The concept of national security is broadening over time to cover a range of contemporary security risks. Carlos Correa suggested the use of this exceptional measure keeping in view the current global scenario. This global pandemic has not only caused death, suffering, fear, and distress but also serious economic harm. COVID-19 poses a serious threat to the economic security of nations across the globe and threatens Member States with social, economic, and political instabilities.
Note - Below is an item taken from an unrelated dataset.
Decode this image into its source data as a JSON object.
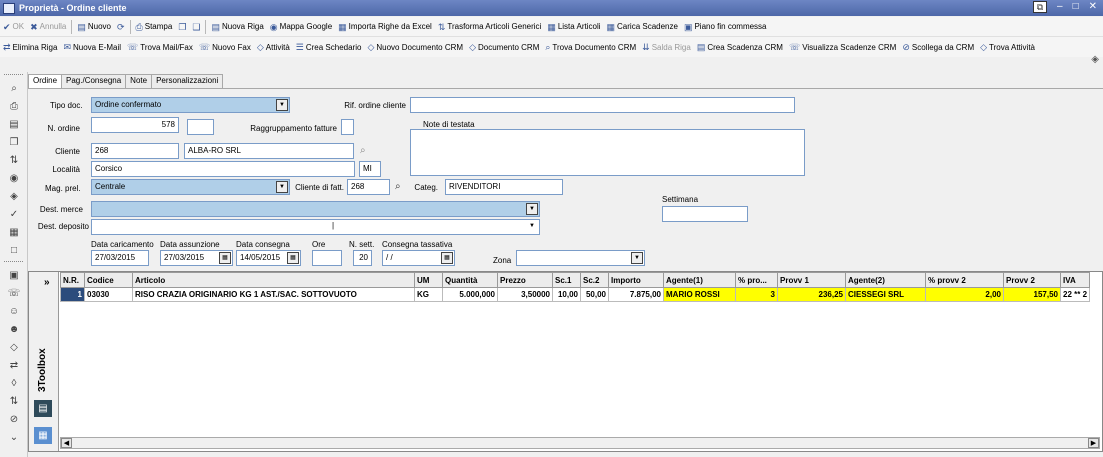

Health and security are interrelated concepts as the Constitution of the WHO recognized in 1948, stating that ‘the health of all peoples is fundamental to the attainment of peace and security and is dependent upon the fullest co-operation of individuals and States’.
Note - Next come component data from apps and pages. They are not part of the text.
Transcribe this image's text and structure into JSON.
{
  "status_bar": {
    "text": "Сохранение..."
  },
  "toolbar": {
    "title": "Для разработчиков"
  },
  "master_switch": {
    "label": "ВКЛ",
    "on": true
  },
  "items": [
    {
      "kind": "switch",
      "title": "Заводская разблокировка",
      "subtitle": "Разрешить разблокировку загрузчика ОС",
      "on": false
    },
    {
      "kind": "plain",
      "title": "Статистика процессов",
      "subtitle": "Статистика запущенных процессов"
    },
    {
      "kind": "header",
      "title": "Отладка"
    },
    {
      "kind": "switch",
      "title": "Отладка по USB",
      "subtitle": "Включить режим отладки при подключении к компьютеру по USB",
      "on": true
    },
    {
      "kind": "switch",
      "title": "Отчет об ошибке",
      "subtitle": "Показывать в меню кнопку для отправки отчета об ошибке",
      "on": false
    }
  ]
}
Keeping in view the scale and seriousness of the threat posed by the COVID-19 pandemic, WTO Member States can possibly define security broadly in the wake of the COVID-19 health crisis as the current WTO regime allows the Member States to determine or define exceptions. The WTO Member States reached a consensus in the Doha Ministerial Declaration 2001 that ‘each Member has the right to determine what constitutes a national emergency or other circumstances of extreme urgency’. The threats posed by the current pandemic arguably justify the use of this safeguard provision. The WTO Member States may benefit from the ambiguous phrases like ‘which it considers’, ‘essential security interests’, and international ‘emergency’ used in this clause by linking the health emergency with economic security. The use of security exceptions, however, remains a less attractive policy option for WTO Member States lacking sufficient domestic manufacturing capacity. The long-standing issue of technology transfer remains a substantial barrier in making effective use of security exceptions and several other public health flexibilities provided under the WTO regime.
Muhammad Zaheer Abbas
Muhammad Zaheer Abbas, BA/ LL.B (Hons)/ LL.M (IIU Pakistan), PhD (QUT Australia), is a Postdoctoral Research Fellow at Faculty of Business and Law, Queensland University of Technology (QUT), Brisbane, Australia. In this role, the author is working with Prof. Matthew Rimmer on his Australian Research Council Discovery Project ‘Inventing the Future: Intellectual Property and 3D Printing’ (Project ID: DP170100758). email@example.com